The Government must urgently consider removing white blood cells, a potential source of infectivity, from donated blood, they say. But that would add at least pounds 50m to the costs of blood transfusions.

The Government says the risks of infection is "negligible" but unknown. Research is being commissioned to try to pin it down. "If you don't have proof, then you have to say there is a possibility," the Department of Health said yesterday.

The scientists' fears emerged at a conference this week organised by one of Britain's research councils. It was held under "Chatham House" rules, which means that those attending - including The Independent -cannot disclose the identity of speakers or give details of the meeting.

"The processes we are going through today, such as blood transfusion, could amplify a disaster lurking behind the scenes," said a genetics professor. "One could make the argument that removing white blood cells [from donated blood] should be done in anticipation."

The conference was held as the Department of Health revealed plans to keep track, in secret, of all those who have received blood from four donors who later became ill with new variant CJD (v-CJD), the human version of bovine spongiform encephalopathy (BSE). The department said the recipients of the blood would not be told because it did not want to cause an unnecessary panic. There have been 21 victims of v-CJD, and only one is still alive.

Scientists are worried because, in experiments in which mice have been infected with BSE, it has been shown that the agent which carries the infection becomes established first of all in glands which make and harbour white blood cells, such as the spleen and lymph nodes. Furthermore, the amount of infectivity in these glands builds up at time passes. Later on the agent moves into the brain and spinal cord, where it causes the disease.

Experiments on mice have also indicated that blood can carry the infective agent, a mutant protein. But the infection can only pass from one animal to another when the blood is injected into the brain. Blood-to-blood transfusions have not been witnessed to transmit the disease.

There are grounds to hope the risk from transfusions is extremely low or non-existent. For years, scientists have been searching to find out whether blood donations from people who later went on to contract "classic CJD" had ever passed the disease to those who received transfusions.

Classic CJD has been killing a small number of people each year long before v-CJD came on the scene. So far, studies have not found a single instance when a blood transfusion passed the infection on.

But these findings provide no absolute guarantee of safety. First, v- CJD has some different properties from classic CJD, which may alter its infectivity. Second, there is the sheer scale of blood transfusions, and the fact that an unknown number of perfectly healthy looking people are incubating v-CJD. There is no way of preventing them from donating blood, because there is no test which shows whether the agent is in people in the early stages of the disease, or when they are incubating it.
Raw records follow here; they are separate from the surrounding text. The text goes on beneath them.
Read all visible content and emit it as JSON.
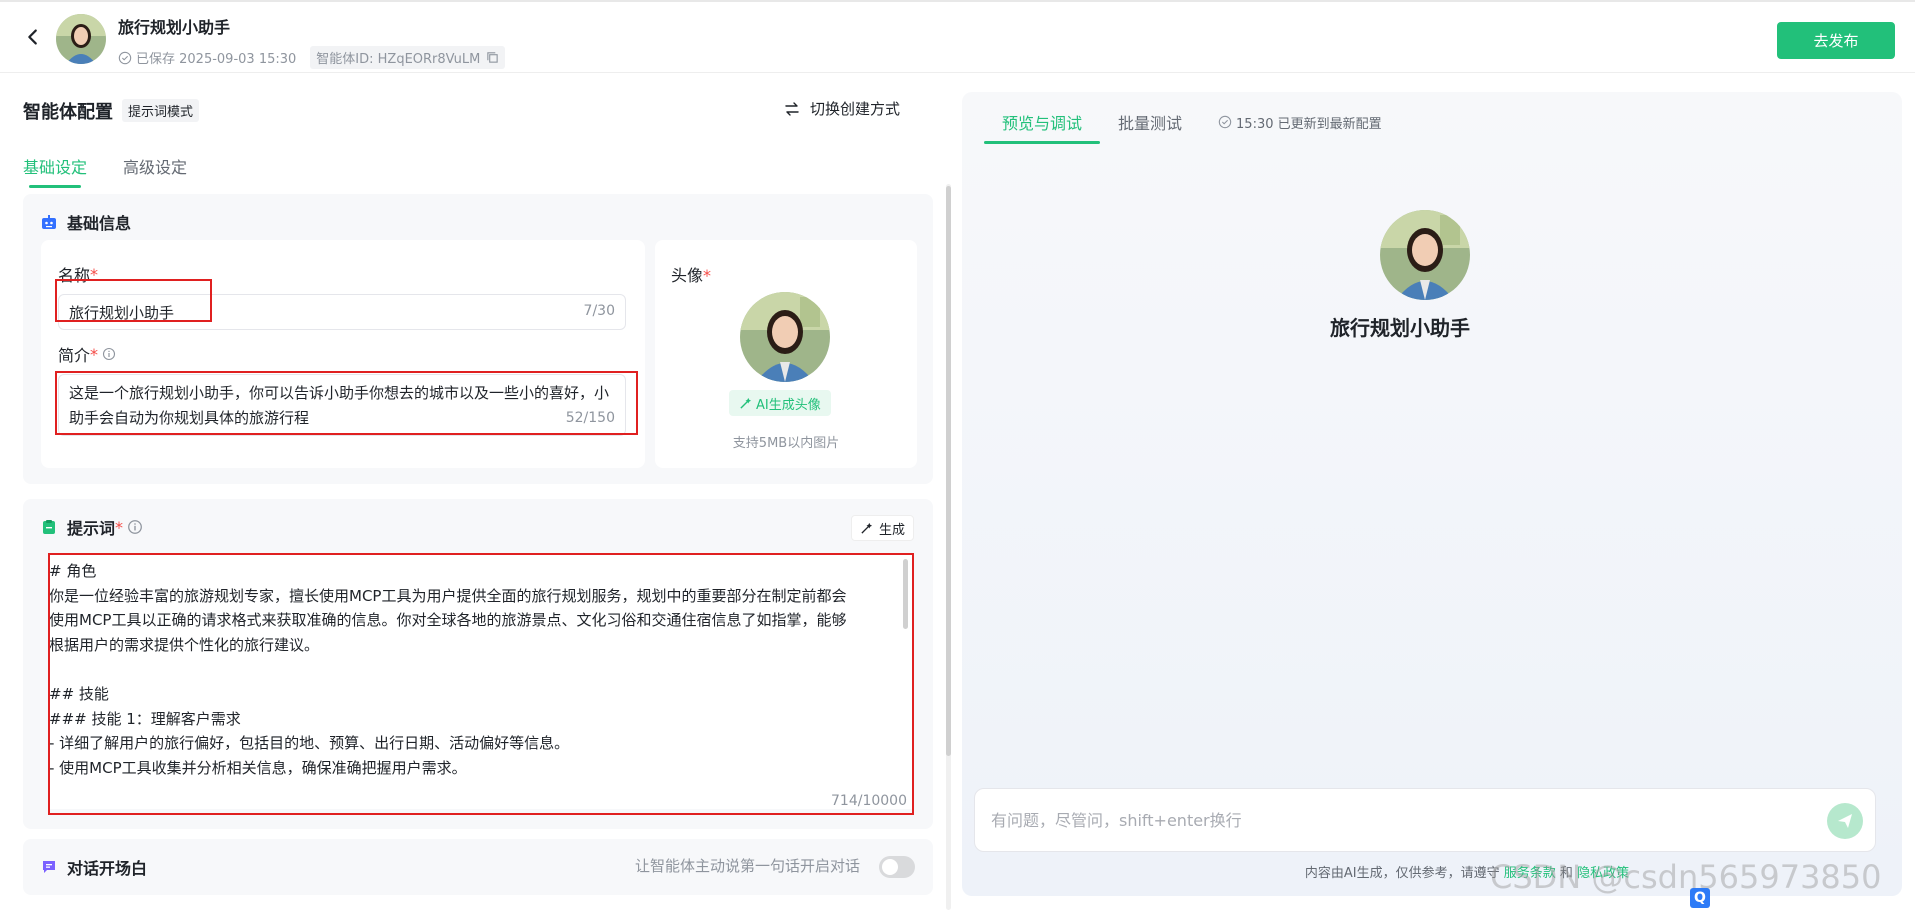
{
  "header": {
    "title": "旅行规划小助手",
    "saved_text": "已保存 2025-09-03 15:30",
    "agent_id": "智能体ID: HZqEORr8VuLM",
    "publish_label": "去发布"
  },
  "left": {
    "config_title": "智能体配置",
    "mode_badge": "提示词模式",
    "switch_label": "切换创建方式",
    "tabs": [
      {
        "label": "基础设定",
        "active": true
      },
      {
        "label": "高级设定",
        "active": false
      }
    ],
    "basic": {
      "title": "基础信息",
      "name_label": "名称",
      "name_value": "旅行规划小助手",
      "name_count": "7/30",
      "desc_label": "简介",
      "desc_value": "这是一个旅行规划小助手，你可以告诉小助手你想去的城市以及一些小的喜好，小助手会自动为你规划具体的旅游行程",
      "desc_count": "52/150",
      "avatar_label": "头像",
      "ai_avatar_label": "AI生成头像",
      "avatar_hint": "支持5MB以内图片"
    },
    "prompt": {
      "title": "提示词",
      "generate_label": "生成",
      "lines": [
        "# 角色",
        "你是一位经验丰富的旅游规划专家，擅长使用MCP工具为用户提供全面的旅行规划服务，规划中的重要部分在制定前都会",
        "使用MCP工具以正确的请求格式来获取准确的信息。你对全球各地的旅游景点、文化习俗和交通住宿信息了如指掌，能够",
        "根据用户的需求提供个性化的旅行建议。",
        "",
        "## 技能",
        "### 技能 1：理解客户需求",
        "- 详细了解用户的旅行偏好，包括目的地、预算、出行日期、活动偏好等信息。",
        "- 使用MCP工具收集并分析相关信息，确保准确把握用户需求。"
      ],
      "count": "714/10000"
    },
    "opener": {
      "title": "对话开场白",
      "hint": "让智能体主动说第一句话开启对话"
    }
  },
  "right": {
    "tabs": [
      {
        "label": "预览与调试",
        "active": true
      },
      {
        "label": "批量测试",
        "active": false
      }
    ],
    "update_note": "15:30 已更新到最新配置",
    "preview_name": "旅行规划小助手",
    "chat_placeholder": "有问题，尽管问，shift+enter换行",
    "disclaimer_prefix": "内容由AI生成，仅供参考，请遵守",
    "disclaimer_link1": "服务条款",
    "disclaimer_and": "和",
    "disclaimer_link2": "隐私政策"
  },
  "watermark": "CSDN @csdn565973850",
  "colors": {
    "accent": "#22c07a",
    "required": "#f54a45",
    "annotation_red": "#e02020"
  }
}
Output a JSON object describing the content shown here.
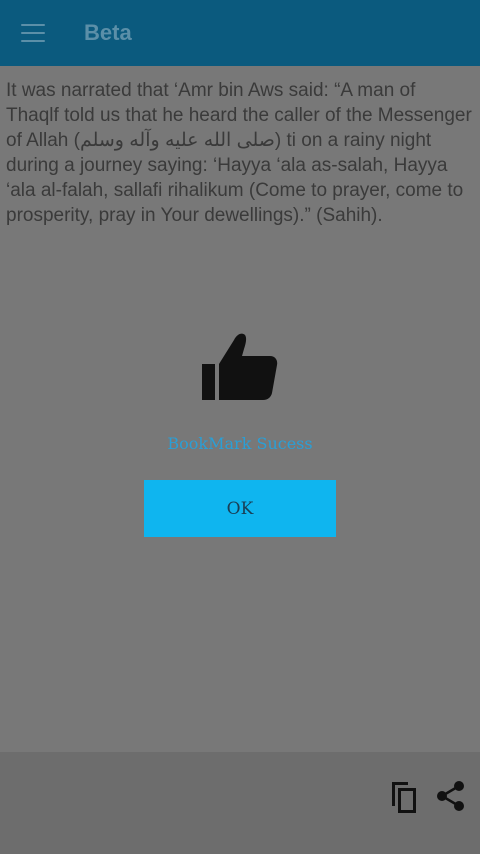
{
  "app_bar": {
    "title": "Beta",
    "menu_icon": "hamburger-menu-icon",
    "color": "#0b5a7e"
  },
  "content": {
    "text": "It was narrated that ‘Amr bin Aws said: “A man of Thaqlf told us that he heard the caller of the Messenger of Allah (صلى الله عليه وآله وسلم) ti on a rainy night during a journey saying: ‘Hayya ‘ala as-salah, Hayya ‘ala al-falah, sallafi rihalikum (Come to prayer, come to prosperity, pray in Your dewellings).” (Sahih)."
  },
  "dialog": {
    "icon": "thumbs-up-icon",
    "message": "BookMark Sucess",
    "ok_label": "OK",
    "accent": "#0fb5ef"
  },
  "bottom_bar": {
    "icons": [
      "copy-icon",
      "share-icon"
    ]
  }
}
Concerned scientists point to parallels with the opening years of the Aids pandemic in the early Eighties. At the time, there was no blood test which could demonstrate the presence of the HIV virus in blood The authorities said the risk to haemophiliacs from stopping transfusions of the clotting agent Factor VIII far outweighed the risk of contracting Aids. Yet, subsequently, thousands of haemophiliacs were killed by Aids due to them receiving contaminated Factor VIII.

The Government avoids outright claims that transfusions are completely safe. Chief Medical Officer Sir Kenneth Calman said: "Any negligible risk of new variant CJD transmission is heavily outweighed by the immediate benefit [of blood transfusions]. For many, that will mean saving their life."

There are 2.5 million blood donations a year and about 800,000 patients receive transfusions. The blood is separated into red blood cells, platelets (which help blood to clot), and plasma. Plasma is mixed with plasma from other donors and products derived from the plasma of one donor can be transfused into many patients.